- Opening Delimiter -
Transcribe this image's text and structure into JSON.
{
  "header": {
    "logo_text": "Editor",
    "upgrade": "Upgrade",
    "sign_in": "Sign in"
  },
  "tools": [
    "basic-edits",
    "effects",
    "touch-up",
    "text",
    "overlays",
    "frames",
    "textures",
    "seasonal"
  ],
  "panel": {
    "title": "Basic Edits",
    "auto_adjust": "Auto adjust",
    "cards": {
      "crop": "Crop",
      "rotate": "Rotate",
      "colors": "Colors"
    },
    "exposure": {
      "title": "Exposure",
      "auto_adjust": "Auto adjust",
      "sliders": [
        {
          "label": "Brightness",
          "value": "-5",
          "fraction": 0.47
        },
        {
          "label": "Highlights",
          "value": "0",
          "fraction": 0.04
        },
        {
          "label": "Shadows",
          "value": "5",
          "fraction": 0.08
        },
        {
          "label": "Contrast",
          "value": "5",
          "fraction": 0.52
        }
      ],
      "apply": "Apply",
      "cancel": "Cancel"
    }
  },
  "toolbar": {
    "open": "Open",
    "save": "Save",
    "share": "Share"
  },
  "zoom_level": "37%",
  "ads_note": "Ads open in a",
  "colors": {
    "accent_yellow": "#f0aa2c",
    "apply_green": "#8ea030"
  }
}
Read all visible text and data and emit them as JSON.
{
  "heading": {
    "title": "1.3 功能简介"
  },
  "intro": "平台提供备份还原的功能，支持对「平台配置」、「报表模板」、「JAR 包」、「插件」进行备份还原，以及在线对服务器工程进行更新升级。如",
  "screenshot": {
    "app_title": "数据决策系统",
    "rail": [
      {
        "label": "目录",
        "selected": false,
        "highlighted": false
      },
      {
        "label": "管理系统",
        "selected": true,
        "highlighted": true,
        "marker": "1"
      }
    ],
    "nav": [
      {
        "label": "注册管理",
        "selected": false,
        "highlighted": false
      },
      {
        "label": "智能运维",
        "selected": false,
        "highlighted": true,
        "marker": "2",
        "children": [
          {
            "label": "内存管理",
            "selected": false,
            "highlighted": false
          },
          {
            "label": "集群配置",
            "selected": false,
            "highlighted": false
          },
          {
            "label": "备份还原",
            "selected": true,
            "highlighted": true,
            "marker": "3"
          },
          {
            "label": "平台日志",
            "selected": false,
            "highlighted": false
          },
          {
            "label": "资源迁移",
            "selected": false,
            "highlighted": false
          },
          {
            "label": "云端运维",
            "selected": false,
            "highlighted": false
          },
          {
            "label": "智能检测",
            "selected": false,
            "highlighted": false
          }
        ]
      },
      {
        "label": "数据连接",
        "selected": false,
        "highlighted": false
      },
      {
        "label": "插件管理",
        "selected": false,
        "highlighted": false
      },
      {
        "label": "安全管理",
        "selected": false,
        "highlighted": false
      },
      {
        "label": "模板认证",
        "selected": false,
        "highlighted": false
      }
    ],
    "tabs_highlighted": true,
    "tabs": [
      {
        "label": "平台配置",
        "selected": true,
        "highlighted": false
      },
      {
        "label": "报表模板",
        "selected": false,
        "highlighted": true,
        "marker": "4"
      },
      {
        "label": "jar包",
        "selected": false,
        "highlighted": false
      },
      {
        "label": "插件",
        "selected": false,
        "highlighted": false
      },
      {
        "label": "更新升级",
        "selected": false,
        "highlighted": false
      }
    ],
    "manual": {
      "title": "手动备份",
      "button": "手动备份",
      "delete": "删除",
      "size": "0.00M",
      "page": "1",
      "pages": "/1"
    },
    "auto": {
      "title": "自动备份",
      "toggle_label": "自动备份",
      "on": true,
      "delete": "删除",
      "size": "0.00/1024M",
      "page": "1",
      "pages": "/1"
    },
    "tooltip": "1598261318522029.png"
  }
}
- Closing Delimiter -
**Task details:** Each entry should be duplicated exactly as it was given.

**Answer space:**
Transcribe this image's text and structure into JSON.
{
  "header": {
    "logo_text": "Editor",
    "upgrade": "Upgrade",
    "sign_in": "Sign in"
  },
  "tools": [
    "basic-edits",
    "effects",
    "touch-up",
    "text",
    "overlays",
    "frames",
    "textures",
    "seasonal"
  ],
  "panel": {
    "title": "Basic Edits",
    "auto_adjust": "Auto adjust",
    "cards": {
      "crop": "Crop",
      "rotate": "Rotate",
      "colors": "Colors"
    },
    "exposure": {
      "title": "Exposure",
      "auto_adjust": "Auto adjust",
      "sliders": [
        {
          "label": "Brightness",
          "value": "-5",
          "fraction": 0.47
        },
        {
          "label": "Highlights",
          "value": "0",
          "fraction": 0.04
        },
        {
          "label": "Shadows",
          "value": "5",
          "fraction": 0.08
        },
        {
          "label": "Contrast",
          "value": "5",
          "fraction": 0.52
        }
      ],
      "apply": "Apply",
      "cancel": "Cancel"
    }
  },
  "toolbar": {
    "open": "Open",
    "save": "Save",
    "share": "Share"
  },
  "zoom_level": "37%",
  "ads_note": "Ads open in a",
  "colors": {
    "accent_yellow": "#f0aa2c",
    "apply_green": "#8ea030"
  }
}
Read all visible text and data and emit them as JSON.
{
  "heading": {
    "title": "1.3 功能简介"
  },
  "intro": "平台提供备份还原的功能，支持对「平台配置」、「报表模板」、「JAR 包」、「插件」进行备份还原，以及在线对服务器工程进行更新升级。如",
  "screenshot": {
    "app_title": "数据决策系统",
    "rail": [
      {
        "label": "目录",
        "selected": false,
        "highlighted": false
      },
      {
        "label": "管理系统",
        "selected": true,
        "highlighted": true,
        "marker": "1"
      }
    ],
    "nav": [
      {
        "label": "注册管理",
        "selected": false,
        "highlighted": false
      },
      {
        "label": "智能运维",
        "selected": false,
        "highlighted": true,
        "marker": "2",
        "children": [
          {
            "label": "内存管理",
            "selected": false,
            "highlighted": false
          },
          {
            "label": "集群配置",
            "selected": false,
            "highlighted": false
          },
          {
            "label": "备份还原",
            "selected": true,
            "highlighted": true,
            "marker": "3"
          },
          {
            "label": "平台日志",
            "selected": false,
            "highlighted": false
          },
          {
            "label": "资源迁移",
            "selected": false,
            "highlighted": false
          },
          {
            "label": "云端运维",
            "selected": false,
            "highlighted": false
          },
          {
            "label": "智能检测",
            "selected": false,
            "highlighted": false
          }
        ]
      },
      {
        "label": "数据连接",
        "selected": false,
        "highlighted": false
      },
      {
        "label": "插件管理",
        "selected": false,
        "highlighted": false
      },
      {
        "label": "安全管理",
        "selected": false,
        "highlighted": false
      },
      {
        "label": "模板认证",
        "selected": false,
        "highlighted": false
      }
    ],
    "tabs_highlighted": true,
    "tabs": [
      {
        "label": "平台配置",
        "selected": true,
        "highlighted": false
      },
      {
        "label": "报表模板",
        "selected": false,
        "highlighted": true,
        "marker": "4"
      },
      {
        "label": "jar包",
        "selected": false,
        "highlighted": false
      },
      {
        "label": "插件",
        "selected": false,
        "highlighted": false
      },
      {
        "label": "更新升级",
        "selected": false,
        "highlighted": false
      }
    ],
    "manual": {
      "title": "手动备份",
      "button": "手动备份",
      "delete": "删除",
      "size": "0.00M",
      "page": "1",
      "pages": "/1"
    },
    "auto": {
      "title": "自动备份",
      "toggle_label": "自动备份",
      "on": true,
      "delete": "删除",
      "size": "0.00/1024M",
      "page": "1",
      "pages": "/1"
    },
    "tooltip": "1598261318522029.png"
  }
}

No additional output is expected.